# [Task inputs]
^^^^^^^^^^^^^^^^

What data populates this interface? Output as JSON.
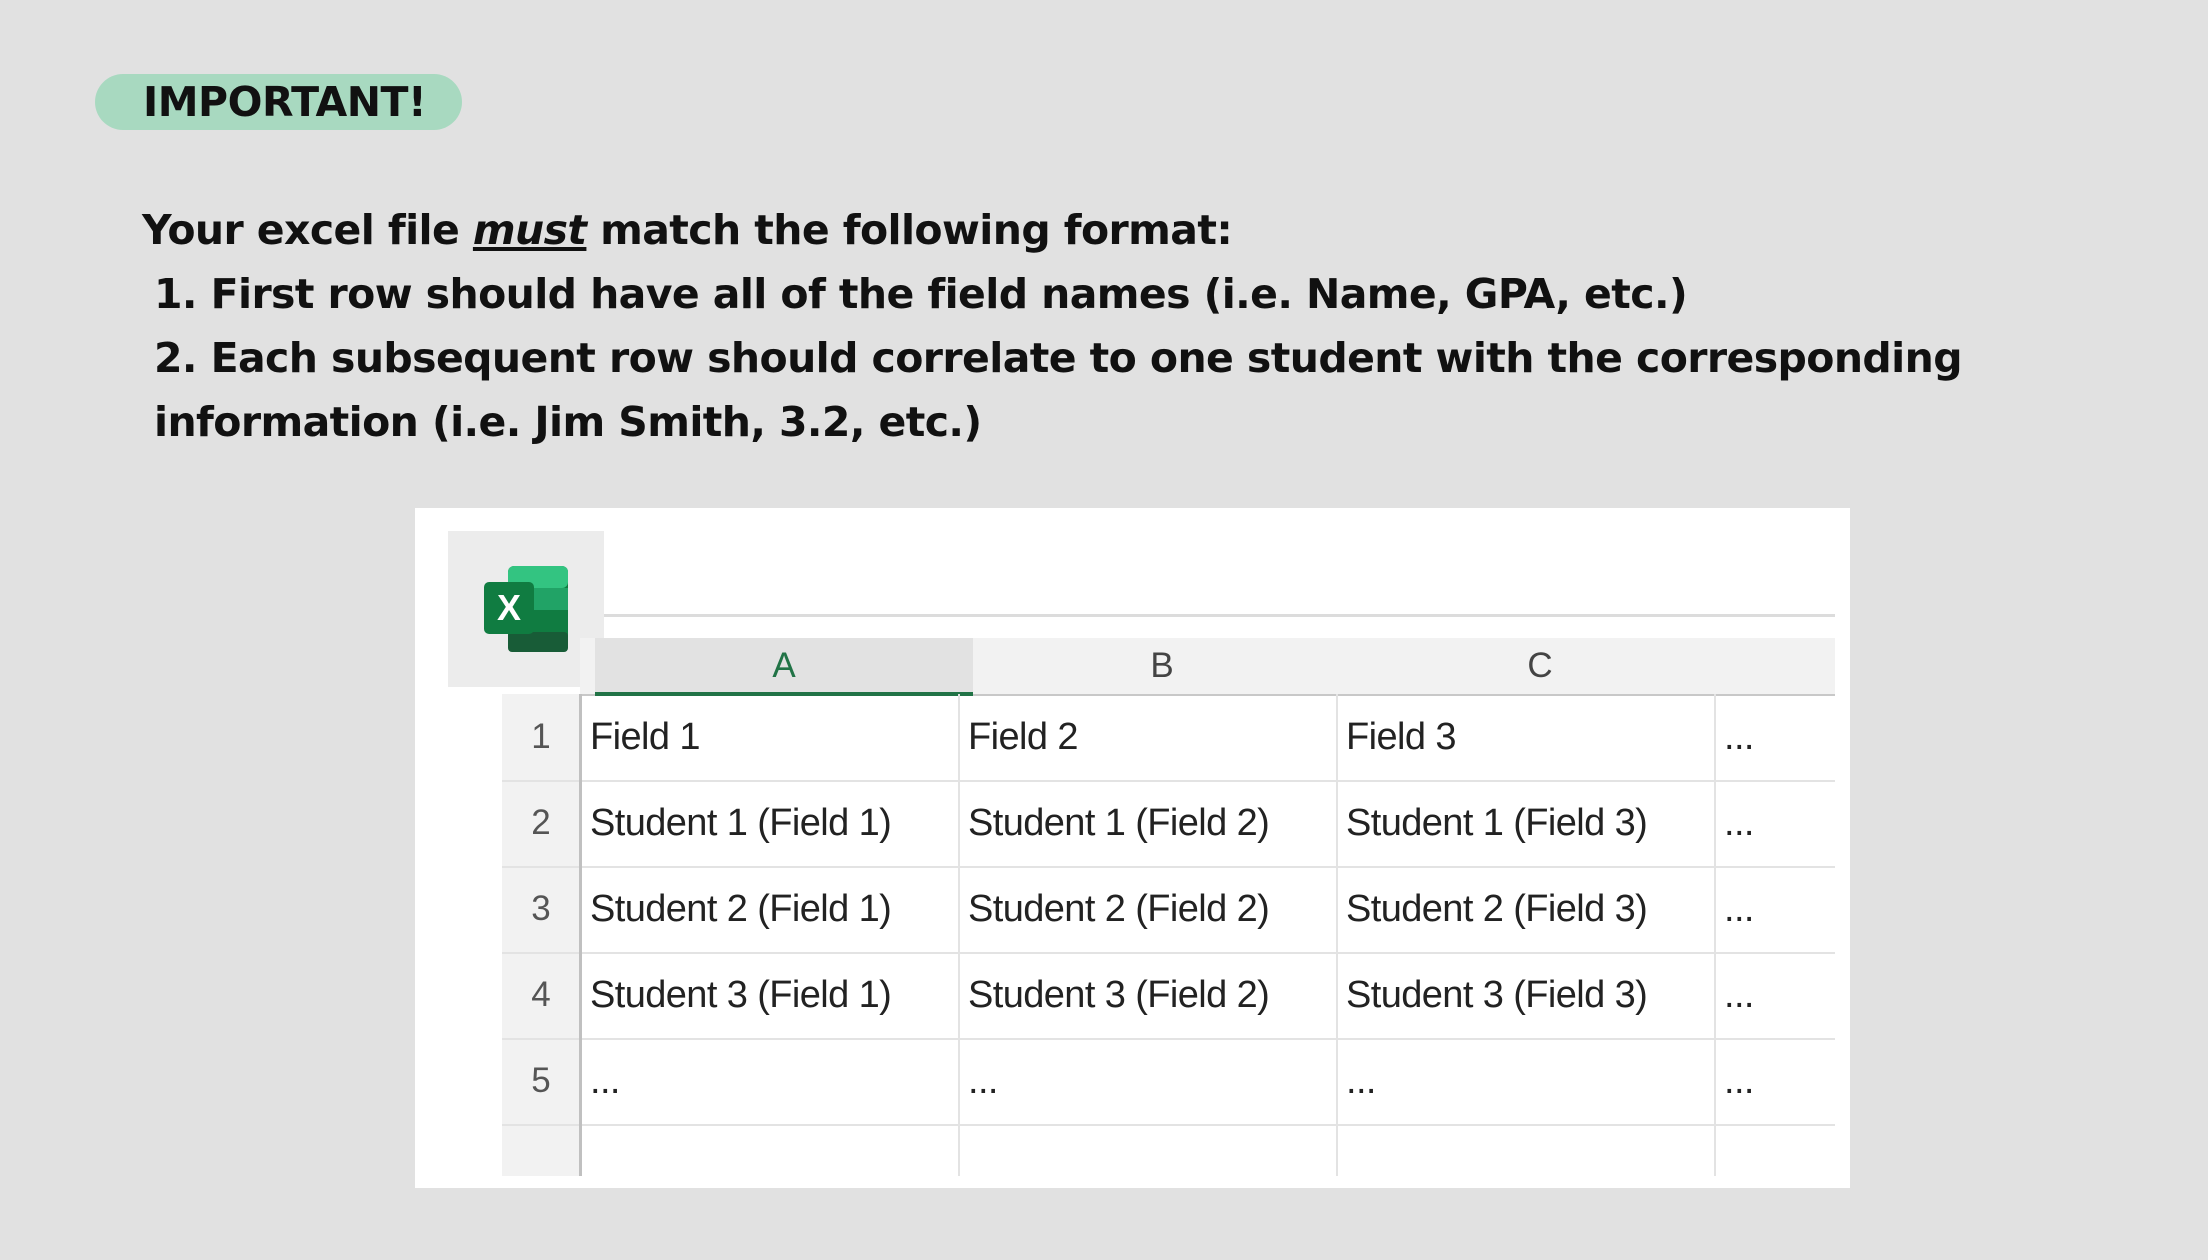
{
  "badge": "IMPORTANT!",
  "instructions": {
    "intro_before": "Your excel file ",
    "intro_emphasis": "must",
    "intro_after": " match the following format:",
    "item1": "1. First row should have all of the field names (i.e. Name, GPA, etc.)",
    "item2_line1": "2. Each subsequent row should correlate to one student with the corresponding",
    "item2_line2": "information (i.e. Jim Smith, 3.2, etc.)"
  },
  "app_icon": "excel-icon",
  "spreadsheet": {
    "selected_column": "A",
    "columns": [
      "A",
      "B",
      "C",
      ""
    ],
    "rows": [
      {
        "num": "1",
        "cells": [
          "Field 1",
          "Field 2",
          "Field 3",
          "..."
        ]
      },
      {
        "num": "2",
        "cells": [
          "Student 1 (Field 1)",
          "Student 1 (Field 2)",
          "Student 1 (Field 3)",
          "..."
        ]
      },
      {
        "num": "3",
        "cells": [
          "Student 2 (Field 1)",
          "Student 2 (Field 2)",
          "Student 2 (Field 3)",
          "..."
        ]
      },
      {
        "num": "4",
        "cells": [
          "Student 3 (Field 1)",
          "Student 3 (Field 2)",
          "Student 3 (Field 3)",
          "..."
        ]
      },
      {
        "num": "5",
        "cells": [
          "...",
          "...",
          "...",
          "..."
        ]
      }
    ]
  },
  "colors": {
    "badge_bg": "#a8d9c0",
    "excel_green": "#217346",
    "page_bg": "#e1e1e1"
  }
}
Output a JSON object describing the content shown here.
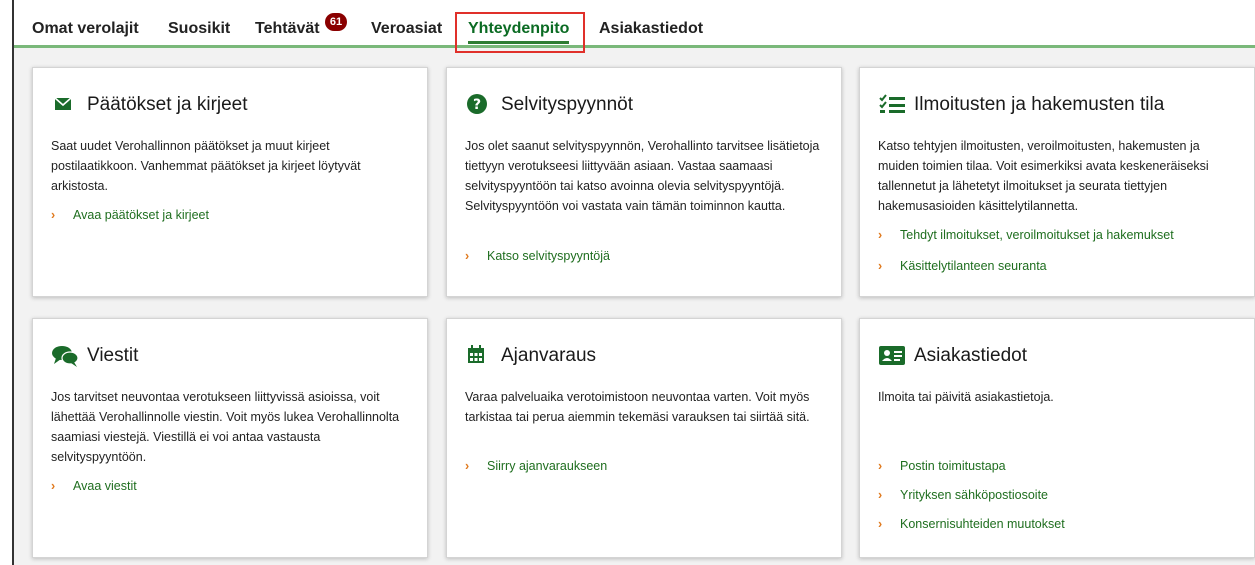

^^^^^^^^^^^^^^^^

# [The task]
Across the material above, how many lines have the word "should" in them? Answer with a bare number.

# [Answer for this exercise]
2